In Australia, a college does not always refer to a place of teaching. For instance, our college – Robert Menzies College (RMC) is solely residential; like many other colleges around Australia, its only purpose is to house students. Both secular and religiously affiliated colleges have had a place in the Australian university system. Additionally, housing colleges may or may not be owned by their host university.
The First Residential College
St Paul’s College, the first residential college in Australia, was founded in 1856 at Sydney University. Like many of the first residential colleges in the country, it was a religious college. As Ian Walker (2016, p. 3) notes of the time period, “what emerged was a public secular university containing collegiate forms of the churches.” Universities were meant to be regulated by secular principles, and the idea of religious colleges were unsettling for most in the academic environment. This led to the denominational colleges being separate entities from the universities; they became affiliative. The development of these colleges modelled those of the UK.
Developing the College Ideal
World War II fostered nationalism and a push for social planning. And as Robert Menzies later noted “the Second World War brought about great social changes. In the eye of the future observer, the greatest may well prove to be in the field of higher education” (Walker 2016, p. 5). In 1958, the Menzies government commissioned the Murray Report tasked to look into Australian universities. The report “gave strong support to the role played by the residential colleges and included them in triennial funding arrangements for university capital works, to be approved and allocated by the Australia Universities Commission” (Walker 2016, p. 5).
The Influence of Sir Robert Menzies
From the late 1950s to the mid-1970s, there was a significant increase in demand for university accommodation. This period has been considered the ‘golden era’ for government funding of universities and their colleges and halls. Controversially, Sir Robert Menzies, Prime Minister at the time, pushed for equal funding of secular and faith-based colleges alike. It was during this era that the religiously-affiliated Robert Menzies College was established. Named after Robert Menzies because of his emphasis on academic achievement, the importance of the college community and experience, and the necessity for equal treatment of religious and non-religious university residences.
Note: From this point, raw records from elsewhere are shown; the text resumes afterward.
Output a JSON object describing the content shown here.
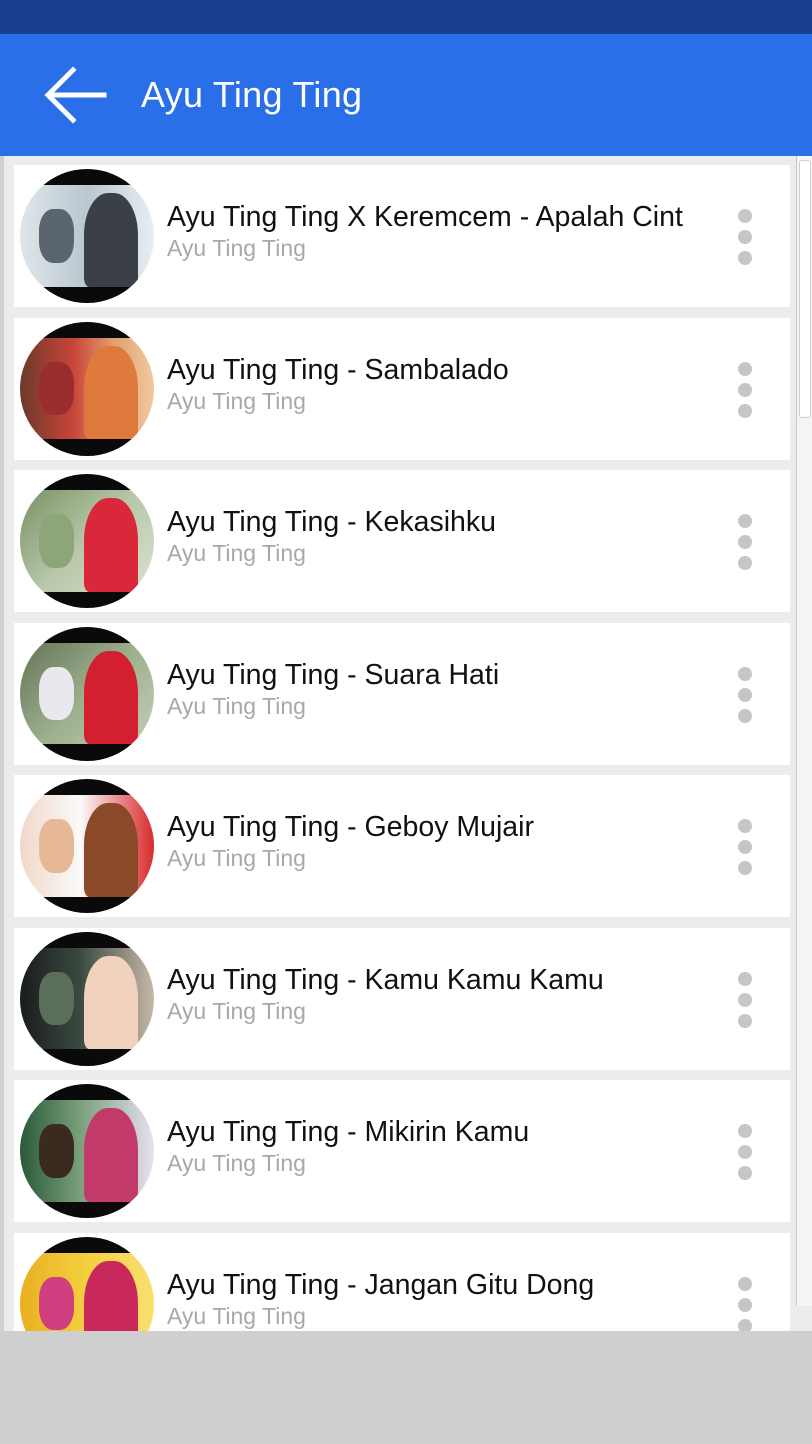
{
  "app_bar": {
    "title": "Ayu Ting Ting",
    "back_icon": "arrow-left-icon",
    "color": "#2a6ee8",
    "status_color": "#1b3f90"
  },
  "songs": [
    {
      "title": "Ayu Ting Ting X Keremcem - Apalah Cint",
      "artist": "Ayu Ting Ting",
      "thumb": {
        "bg": "linear-gradient(90deg,#dfe6ea 0%,#b9c7cf 50%,#e8eef2 100%)",
        "fig": "#3a3f48",
        "fig2": "#5b6570"
      }
    },
    {
      "title": "Ayu Ting Ting - Sambalado",
      "artist": "Ayu Ting Ting",
      "thumb": {
        "bg": "linear-gradient(90deg,#6b3a2a 0%,#c9453a 40%,#e0a070 70%,#f2c9a0 100%)",
        "fig": "#e07a3c",
        "fig2": "#9a2d2d"
      }
    },
    {
      "title": "Ayu Ting Ting - Kekasihku",
      "artist": "Ayu Ting Ting",
      "thumb": {
        "bg": "linear-gradient(135deg,#6f8a5c 0%,#b7c7a8 50%,#dfe6d4 100%)",
        "fig": "#d8283a",
        "fig2": "#8ea57a"
      }
    },
    {
      "title": "Ayu Ting Ting - Suara Hati",
      "artist": "Ayu Ting Ting",
      "thumb": {
        "bg": "linear-gradient(135deg,#5d6b50 0%,#9caf8c 50%,#c9d2bd 100%)",
        "fig": "#d22030",
        "fig2": "#e8e8ee"
      }
    },
    {
      "title": "Ayu Ting Ting - Geboy Mujair",
      "artist": "Ayu Ting Ting",
      "thumb": {
        "bg": "linear-gradient(90deg,#f0d8c8 0%,#fafafa 45%,#d82a2a 100%)",
        "fig": "#8a4a2a",
        "fig2": "#e6b896"
      }
    },
    {
      "title": "Ayu Ting Ting - Kamu Kamu Kamu",
      "artist": "Ayu Ting Ting",
      "thumb": {
        "bg": "linear-gradient(90deg,#1a1c1e 0%,#3a4a40 45%,#c8b8a8 100%)",
        "fig": "#f0d2bf",
        "fig2": "#5b6e5a"
      }
    },
    {
      "title": "Ayu Ting Ting - Mikirin Kamu",
      "artist": "Ayu Ting Ting",
      "thumb": {
        "bg": "linear-gradient(90deg,#2a5a3a 0%,#7aa07a 45%,#e8e0f0 100%)",
        "fig": "#c23a6a",
        "fig2": "#3a2a20"
      }
    },
    {
      "title": "Ayu Ting Ting - Jangan Gitu Dong",
      "artist": "Ayu Ting Ting",
      "thumb": {
        "bg": "linear-gradient(90deg,#e8b020 0%,#f4d040 50%,#f8e070 100%)",
        "fig": "#c8285a",
        "fig2": "#d04080"
      }
    }
  ],
  "menu_icon": "more-vert-icon",
  "colors": {
    "list_bg": "#ececec",
    "item_bg": "#ffffff",
    "artist_text": "#a8a8a8",
    "bottom_panel": "#cfcfcf"
  }
}
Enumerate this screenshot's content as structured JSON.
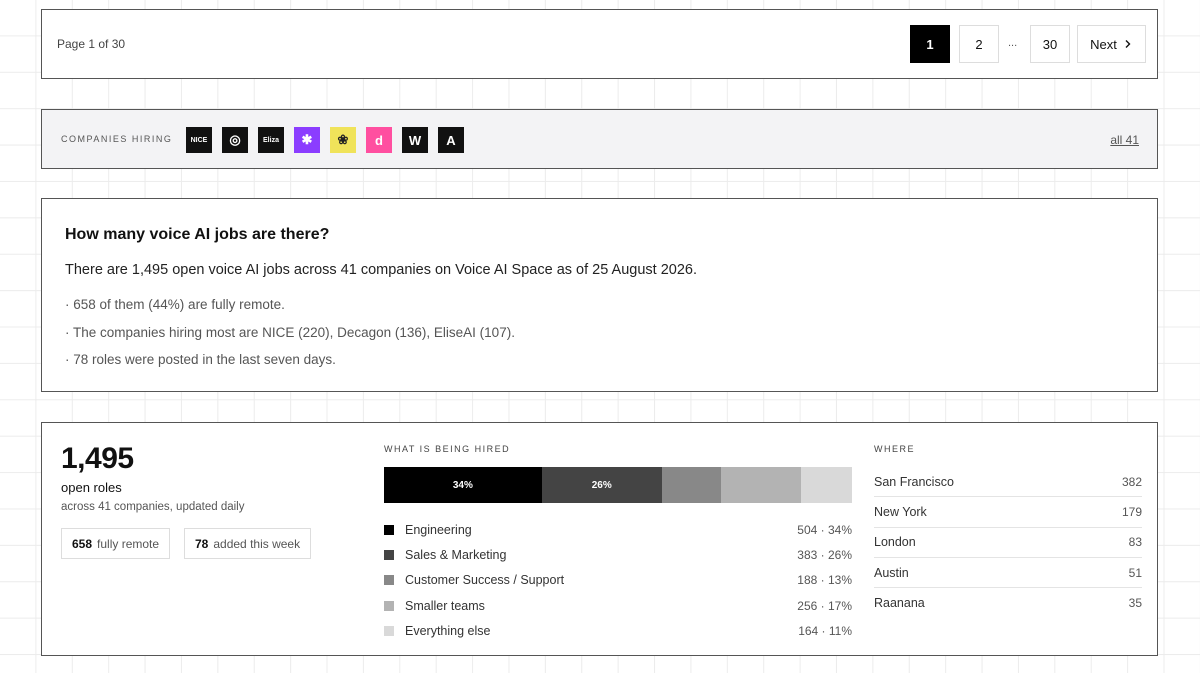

Bringing us to the present, the period between 1991 and 2014 saw student enrolment in Australian institutions increase from approximately 520,000 to 1.3 million (Walker 2016, p. 9). Accordingly, the international student population grew significantly, and continues to grow today. The development of this industry, guided by the profits to be made, has led to the commercialisation of the college experience. Residential providers in today’s market undertake the challenge of balancing profit with the communal experience that is so important in a student’s university life.